Here you see a batch of bread being removed and cut. Once cut, the slices are put out for everyone present to have a piece. Fresh-churned butter and home-made jam are also put out for the bread.
Tortillas are basically ground corn mixed with a binder, formed and fried. Corn is first soaked and then placed on a rock form and ground with a round rock that fits into the form. The resulting cornmeal would be made into tortillas which are then fried on a hot griddle.
Once fried, the tortillas are put out for anyone to take and eat. A pot of beans and salsa are available to fill them if you wish. It's actually quite filling and makes a light lunch. Side note: Do take advantage of these while available. Any extras left at 2pm when Mission Life Day closes and the docents leave go to the Mission pigs as a treat.
Candles and soap were the two major uses for rendered beef fat. To make soap one renders a batch of beef fat. Once clarified, the fat is mixed with lye. It's then poured into a form and left to solidify. Once solid, it's cut into bars.
During the 1800's lye was formed by passing water through fire ashes. The chemical that drained from the ashes was potassium hydroxide, a form of lye. Side note: Today, the docents cheat a little. If you look under the table you'll find a can of drain cleaner; sodium hydroxide or what we know as lye.

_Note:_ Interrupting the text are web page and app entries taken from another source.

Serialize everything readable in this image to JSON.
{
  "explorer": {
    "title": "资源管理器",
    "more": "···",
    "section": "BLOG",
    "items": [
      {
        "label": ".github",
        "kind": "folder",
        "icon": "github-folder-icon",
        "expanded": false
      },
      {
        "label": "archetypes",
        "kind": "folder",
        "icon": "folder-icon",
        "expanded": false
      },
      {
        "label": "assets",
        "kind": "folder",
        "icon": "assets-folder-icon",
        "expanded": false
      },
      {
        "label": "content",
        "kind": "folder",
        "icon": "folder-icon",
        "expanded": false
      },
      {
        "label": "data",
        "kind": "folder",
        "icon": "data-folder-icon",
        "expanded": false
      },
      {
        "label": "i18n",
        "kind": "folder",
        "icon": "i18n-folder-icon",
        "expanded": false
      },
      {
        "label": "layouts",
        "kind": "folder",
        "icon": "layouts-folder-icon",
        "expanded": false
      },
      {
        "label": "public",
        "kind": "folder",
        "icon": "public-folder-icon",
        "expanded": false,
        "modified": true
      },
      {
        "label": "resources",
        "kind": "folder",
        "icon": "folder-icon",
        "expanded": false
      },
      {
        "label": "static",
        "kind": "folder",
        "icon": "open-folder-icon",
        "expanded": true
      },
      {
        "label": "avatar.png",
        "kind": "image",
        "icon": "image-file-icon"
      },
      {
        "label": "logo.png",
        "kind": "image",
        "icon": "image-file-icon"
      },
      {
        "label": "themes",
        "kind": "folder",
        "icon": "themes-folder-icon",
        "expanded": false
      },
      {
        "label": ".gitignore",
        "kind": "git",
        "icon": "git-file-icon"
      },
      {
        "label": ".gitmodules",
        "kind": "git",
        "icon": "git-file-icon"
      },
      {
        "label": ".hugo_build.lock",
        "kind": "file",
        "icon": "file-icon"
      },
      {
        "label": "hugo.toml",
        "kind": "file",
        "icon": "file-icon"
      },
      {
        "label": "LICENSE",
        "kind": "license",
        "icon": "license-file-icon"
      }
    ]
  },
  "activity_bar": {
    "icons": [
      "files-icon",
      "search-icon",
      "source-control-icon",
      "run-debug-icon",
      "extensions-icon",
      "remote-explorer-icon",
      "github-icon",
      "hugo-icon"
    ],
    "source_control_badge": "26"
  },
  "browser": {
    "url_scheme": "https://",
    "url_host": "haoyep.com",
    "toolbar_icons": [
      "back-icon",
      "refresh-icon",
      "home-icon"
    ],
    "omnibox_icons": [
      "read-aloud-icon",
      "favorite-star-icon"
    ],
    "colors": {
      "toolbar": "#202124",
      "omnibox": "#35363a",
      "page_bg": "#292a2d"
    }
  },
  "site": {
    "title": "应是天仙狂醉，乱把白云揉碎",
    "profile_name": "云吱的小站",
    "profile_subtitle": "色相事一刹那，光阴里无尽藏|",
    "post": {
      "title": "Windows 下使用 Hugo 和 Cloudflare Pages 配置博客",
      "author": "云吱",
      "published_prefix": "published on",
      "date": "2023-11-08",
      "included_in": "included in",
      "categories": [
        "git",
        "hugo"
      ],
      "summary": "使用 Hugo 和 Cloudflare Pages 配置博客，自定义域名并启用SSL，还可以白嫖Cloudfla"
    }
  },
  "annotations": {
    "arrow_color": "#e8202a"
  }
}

Also present in the courtyard are various tools used for pressing grapes and olives. Look into every nook and cranny; you'll find something there!
If you're following the tour you'll now want to head back down toward the church and start the interior tour of the workshop building. That would be at the barracks.